The allegations are not criminal
If the allegations against the defendant are not criminal, then the CPS case may be dismissed. This is because CPS is only concerned with cases that involve potential criminal activity. If there is no evidence of criminal activity, then the case will likely be dismissed.
The defendant has already been through the juvenile justice system for the same offense
If the defendant has already been through the juvenile justice system for the same offense, then the CPS case may be dismissed. This is because the juvenile justice system is designed to address these types of offenses. If the defendant has already been through this process, then it is unlikely that CPS will take any action.
How to get a cps case dismissed
It is common for CPS cases to be dismissed for a variety of reasons. Some common grounds for dismissal include:
1.lack of evidence
3.the case is too old
4.the allegations are not criminal
5. The defendant has already gone through the juvenile justice system once for the same crime.
To get a CPS case dismissed, you will need to file a motion to dismiss with the court. The court will then review your motion and decide whether or not to dismiss the case. If the court decides to dismiss the case, you will be notified and the case will be closed.
Unfortunately, there is no surefire way to get a CPS case dismissed. However, there are some things you can do to improve your chances of having the case dismissed.
To start, it is important that you cooperate with CPS and provide them with any information they request. Additionally, make sure to keep all appointments and meetings with CPS. If you can show CPS that you are cooperating and working to resolve the issues that led to the case being opened, they may be more likely to dismiss the case.
The best way to fight DCS in Tennessee is to be prepared. Know your rights, and know the resources that are available to you. The best resource for fighting DCS in Tennessee is the website of the Department of Children’s Services.
CPS can investigate allegations of abuse or neglect and provide services to families to help prevent further maltreatment, but CPS cannot guarantee safety. Only a court can order someone to stay away from a child or make other legal decisions, such as granting custody.
In Tennessee, the Child Protective Services (CPS) agency has up to 60 days to investigate a report of child abuse or neglect.
If you are being investigated by CPS, they may contact you either by phone or in person. If they do contact you, they will likely want to talk to you about the allegations against you and may ask you to come in for an interview. CPS may also show up at your door without calling first.
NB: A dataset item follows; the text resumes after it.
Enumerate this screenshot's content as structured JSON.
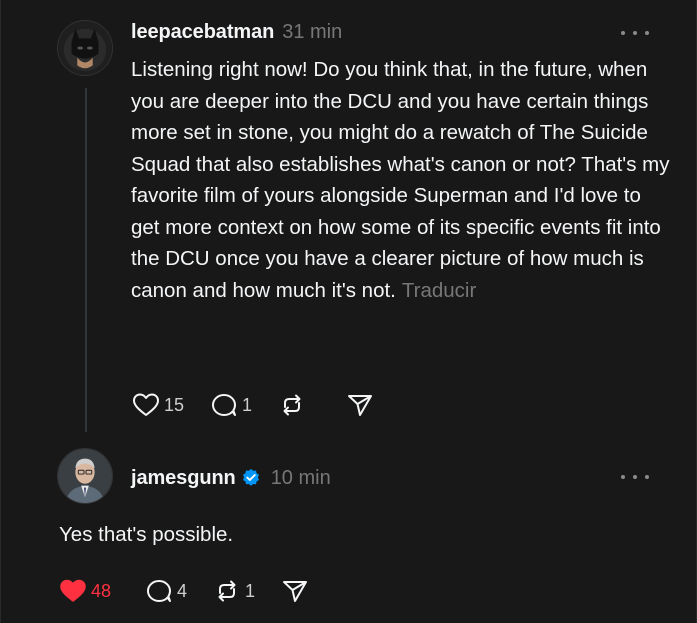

Each situation is different and it is best to speak with an attorney to determine the best course of action. Attorneys can assess the specific facts of your case and guide how to proceed. They can also represent you in court and advocate on your behalf. CPS cases can be very complex and difficult to navigate. If you are involved in a CPS case, it is important to seek legal assistance from an experienced attorney. An attorney can help you understand the charges against you, the evidence that will be used in your case, and the possible outcomes. An attorney can also help you file any necessary paperwork and represent you in court. If you are facing CPS charges, contact an experienced attorney today.